### Your assignment
Find the number of lines containing the string "true" in the data. Answer with the number by itself.

= = = = = = =

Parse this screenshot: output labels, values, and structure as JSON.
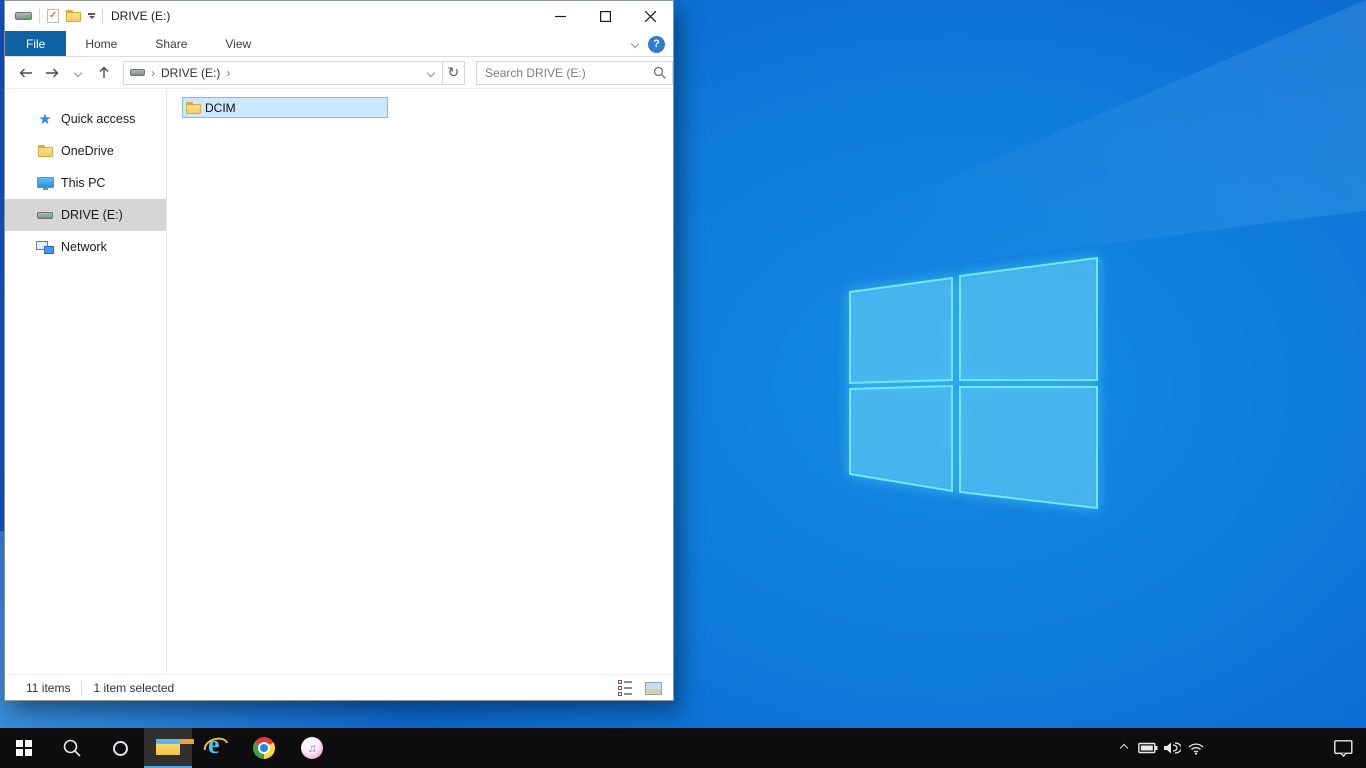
{
  "explorer": {
    "title": "DRIVE (E:)",
    "ribbon": {
      "tabs": [
        "File",
        "Home",
        "Share",
        "View"
      ]
    },
    "navigation": {
      "breadcrumb_drive": "DRIVE (E:)",
      "search_placeholder": "Search DRIVE (E:)"
    },
    "sidebar": {
      "items": [
        {
          "label": "Quick access",
          "icon": "quick-access-star-icon",
          "selected": false
        },
        {
          "label": "OneDrive",
          "icon": "folder-icon",
          "selected": false
        },
        {
          "label": "This PC",
          "icon": "computer-icon",
          "selected": false
        },
        {
          "label": "DRIVE (E:)",
          "icon": "drive-icon",
          "selected": true
        },
        {
          "label": "Network",
          "icon": "network-icon",
          "selected": false
        }
      ]
    },
    "content": {
      "items": [
        {
          "label": "DCIM",
          "icon": "folder-icon",
          "selected": true
        }
      ]
    },
    "status": {
      "item_count": "11 items",
      "selection": "1 item selected"
    }
  },
  "taskbar": {
    "buttons": [
      {
        "name": "start"
      },
      {
        "name": "search"
      },
      {
        "name": "cortana"
      },
      {
        "name": "file-explorer",
        "active": true
      },
      {
        "name": "internet-explorer"
      },
      {
        "name": "chrome"
      },
      {
        "name": "itunes"
      }
    ],
    "tray_icons": [
      "tray-expand",
      "battery",
      "volume",
      "wifi"
    ],
    "action_center": "action-center"
  },
  "colors": {
    "file_tab_blue": "#0f63a5",
    "selection_fill": "#cce8ff",
    "selection_border": "#7fbde9",
    "sidebar_selected": "#d6d6d6",
    "wallpaper_base": "#0e7ad9",
    "logo_edge_cyan": "#6fe9f6",
    "taskbar_bg": "#0d0d0f",
    "taskbar_underline": "#4da6e8",
    "status_text": "#2e2e52"
  }
}
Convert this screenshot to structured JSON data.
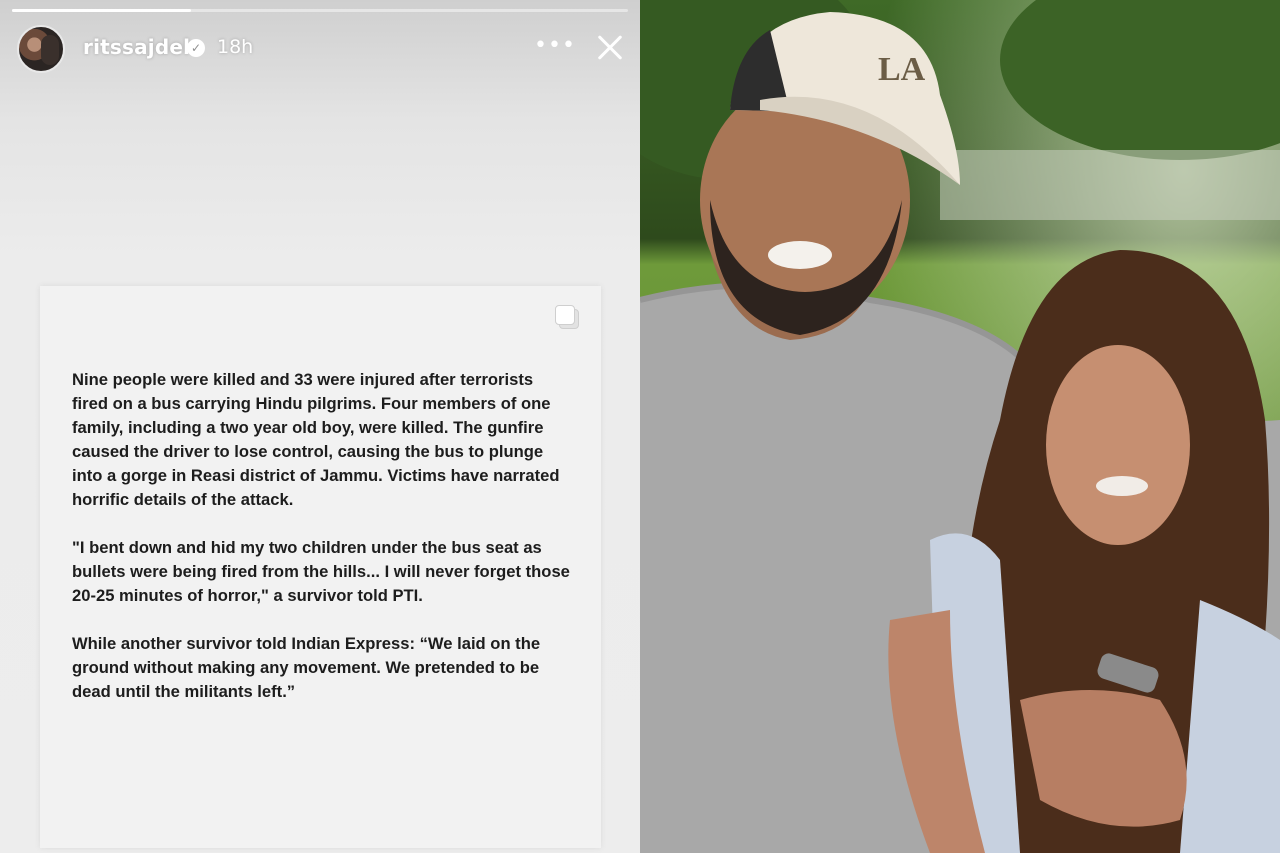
{
  "story": {
    "progress": 0.29,
    "username": "ritssajdeh",
    "timestamp": "18h",
    "more_label": "•••",
    "verified_label": "✓",
    "card": {
      "paragraphs": [
        "Nine people were killed and 33 were injured after terrorists fired on a bus carrying Hindu pilgrims. Four members of one family, including a two year old boy, were killed. The gunfire caused the driver to lose control, causing the bus to plunge into a gorge in Reasi district of Jammu. Victims have narrated horrific details of the attack.",
        "\"I bent down and hid my two children under the bus seat as bullets were being fired from the hills... I will never forget those 20-25 minutes of horror,\" a survivor told PTI.",
        "While another survivor told Indian Express: “We laid on the ground without making any movement. We pretended to be dead until the militants left.”"
      ]
    }
  },
  "photo": {
    "cap_logo": "LA",
    "colors": {
      "grass": "#5f8f2e",
      "trees": "#2f4f1e",
      "shirt": "#a9a9a9",
      "cap": "#efe8dc"
    }
  }
}
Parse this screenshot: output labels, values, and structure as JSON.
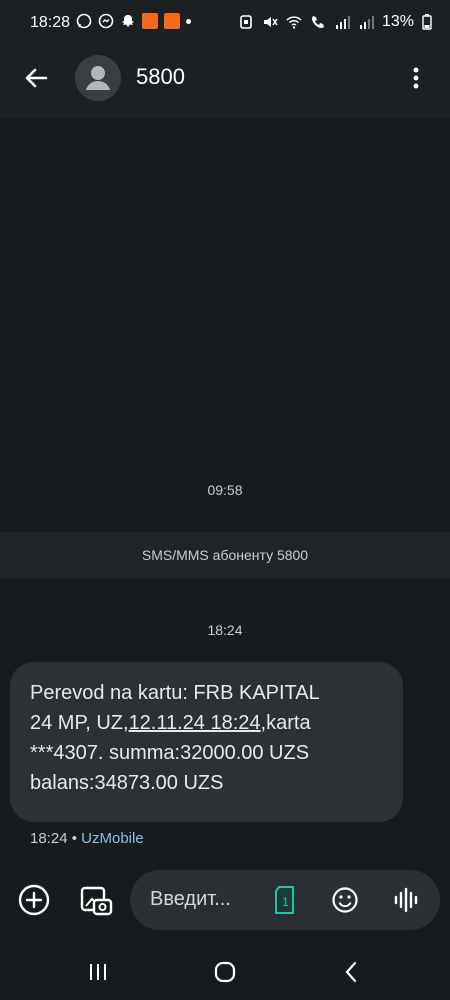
{
  "status": {
    "time": "18:28",
    "battery": "13%",
    "left_icons": [
      "whatsapp-icon",
      "messenger-icon",
      "snapchat-icon",
      "app-badge-icon",
      "app-badge-icon",
      "more-dot-icon"
    ],
    "right_icons": [
      "nfc-icon",
      "mute-icon",
      "wifi-icon",
      "call-icon",
      "signal-icon",
      "signal-icon",
      "battery-icon"
    ]
  },
  "header": {
    "contact": "5800"
  },
  "conversation": {
    "timestamp1": "09:58",
    "notice": "SMS/MMS абоненту 5800",
    "timestamp2": "18:24",
    "message": {
      "line1": "Perevod na kartu: FRB KAPITAL",
      "line2_a": "24 MP, UZ,",
      "line2_link": "12.11.24 18:24",
      "line2_b": ",karta",
      "line3": "***4307. summa:32000.00 UZS",
      "line4": "balans:34873.00 UZS",
      "time": "18:24",
      "separator": "•",
      "carrier": "UzMobile"
    }
  },
  "composer": {
    "placeholder": "Введит...",
    "sim_number": "1"
  },
  "colors": {
    "background": "#171b1e",
    "bubble": "#2d3135",
    "carrier_link": "#7fc4e0",
    "sim_accent": "#27c2a8"
  }
}
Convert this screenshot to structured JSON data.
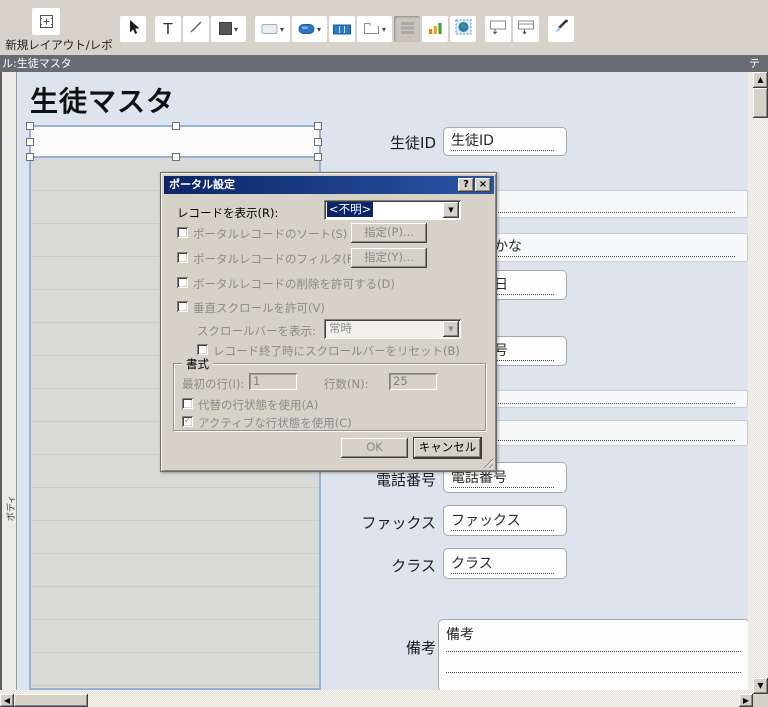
{
  "toolbar": {
    "new_layout_label": "新規レイアウト/レポート",
    "tools": [
      "select-tool",
      "text-tool",
      "line-tool",
      "shape-tool",
      "field-tool",
      "button-tool",
      "button-bar-tool",
      "tab-control-tool",
      "portal-tool",
      "chart-tool",
      "image-tool",
      "insert-field-tool",
      "insert-part-tool",
      "format-painter-tool"
    ],
    "text_tool_glyph": "T"
  },
  "status_bar": {
    "left_text": "ル:生徒マスタ",
    "right_text": "テ"
  },
  "layout": {
    "title": "生徒マスタ",
    "part_label": "ボディ",
    "fields": {
      "student_id": {
        "label": "生徒ID",
        "text": "生徒ID"
      },
      "name_band": {
        "text": ""
      },
      "kana_band": {
        "text": "かな"
      },
      "birth": {
        "text": "日"
      },
      "postal": {
        "text": "号"
      },
      "addr_band1": {
        "text": ""
      },
      "addr_band2": {
        "text": ""
      },
      "phone": {
        "label": "電話番号",
        "text": "電話番号"
      },
      "fax": {
        "label": "ファックス",
        "text": "ファックス"
      },
      "class": {
        "label": "クラス",
        "text": "クラス"
      },
      "notes": {
        "label": "備考",
        "text": "備考"
      }
    }
  },
  "dialog": {
    "title": "ポータル設定",
    "help_glyph": "?",
    "close_glyph": "×",
    "show_records_label": "レコードを表示(R):",
    "show_records_value": "<不明>",
    "sort_label": "ポータルレコードのソート(S)",
    "sort_button": "指定(P)...",
    "filter_label": "ポータルレコードのフィルタ(F)",
    "filter_button": "指定(Y)...",
    "allow_delete_label": "ポータルレコードの削除を許可する(D)",
    "vscroll_label": "垂直スクロールを許可(V)",
    "scrollbar_show_label": "スクロールバーを表示:",
    "scrollbar_show_value": "常時",
    "reset_scrollbar_label": "レコード終了時にスクロールバーをリセット(B)",
    "format_group_label": "書式",
    "first_row_label": "最初の行(I):",
    "first_row_value": "1",
    "row_count_label": "行数(N):",
    "row_count_value": "25",
    "alt_row_label": "代替の行状態を使用(A)",
    "active_row_label": "アクティブな行状態を使用(C)",
    "active_row_check": "✓",
    "ok_label": "OK",
    "cancel_label": "キャンセル"
  },
  "glyphs": {
    "up": "▲",
    "down": "▼",
    "left": "◀",
    "right": "▶",
    "combo_down": "▼",
    "dropdown": "▾"
  }
}
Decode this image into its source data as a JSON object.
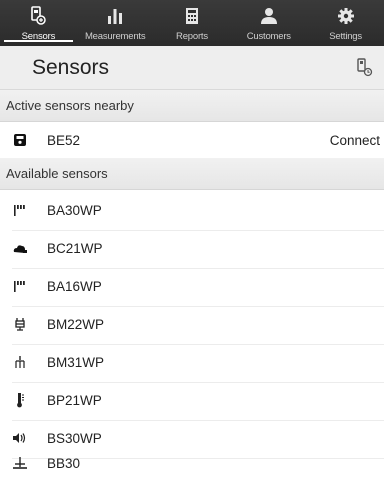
{
  "tabs": [
    {
      "label": "Sensors",
      "icon": "sensor-icon",
      "active": true
    },
    {
      "label": "Measurements",
      "icon": "bar-chart-icon",
      "active": false
    },
    {
      "label": "Reports",
      "icon": "report-icon",
      "active": false
    },
    {
      "label": "Customers",
      "icon": "customers-icon",
      "active": false
    },
    {
      "label": "Settings",
      "icon": "gear-icon",
      "active": false
    }
  ],
  "header": {
    "title": "Sensors",
    "icon": "sensor-search-icon"
  },
  "active_section": {
    "title": "Active sensors nearby",
    "items": [
      {
        "name": "BE52",
        "icon": "device-icon",
        "action": "Connect"
      }
    ]
  },
  "available_section": {
    "title": "Available sensors",
    "items": [
      {
        "name": "BA30WP",
        "icon": "signal-bars-icon"
      },
      {
        "name": "BC21WP",
        "icon": "weather-icon"
      },
      {
        "name": "BA16WP",
        "icon": "signal-bars-icon"
      },
      {
        "name": "BM22WP",
        "icon": "multimeter-icon"
      },
      {
        "name": "BM31WP",
        "icon": "probe-icon"
      },
      {
        "name": "BP21WP",
        "icon": "thermometer-icon"
      },
      {
        "name": "BS30WP",
        "icon": "speaker-icon"
      },
      {
        "name": "BB30",
        "icon": "level-icon"
      }
    ]
  },
  "colors": {
    "tabbar": "#2f2f2f",
    "header": "#eeeeee",
    "section": "#e9e9e9"
  }
}
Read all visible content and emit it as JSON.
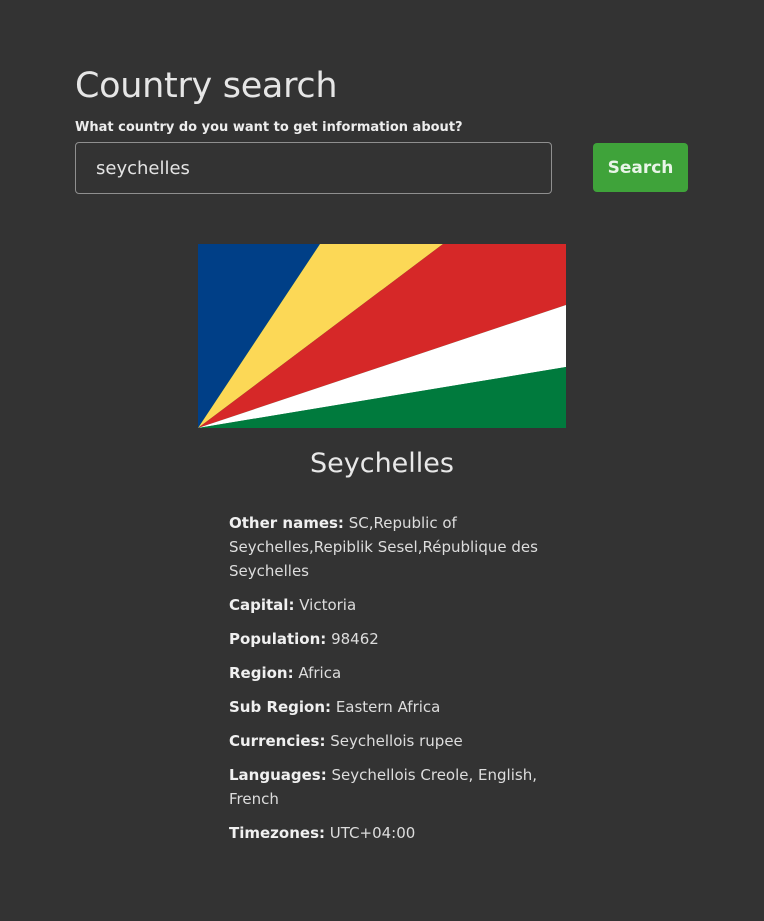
{
  "header": {
    "title": "Country search",
    "prompt": "What country do you want to get information about?"
  },
  "search": {
    "value": "seychelles",
    "button_label": "Search"
  },
  "country": {
    "name": "Seychelles",
    "flag_colors": {
      "blue": "#003f87",
      "yellow": "#fcd856",
      "red": "#d62828",
      "white": "#ffffff",
      "green": "#007a3d"
    },
    "details": [
      {
        "label": "Other names:",
        "value": "SC,Republic of Seychelles,Repiblik Sesel,République des Seychelles"
      },
      {
        "label": "Capital:",
        "value": "Victoria"
      },
      {
        "label": "Population:",
        "value": "98462"
      },
      {
        "label": "Region:",
        "value": "Africa"
      },
      {
        "label": "Sub Region:",
        "value": "Eastern Africa"
      },
      {
        "label": "Currencies:",
        "value": "Seychellois rupee"
      },
      {
        "label": "Languages:",
        "value": "Seychellois Creole, English, French"
      },
      {
        "label": "Timezones:",
        "value": "UTC+04:00"
      }
    ]
  }
}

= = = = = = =

### Answer box
4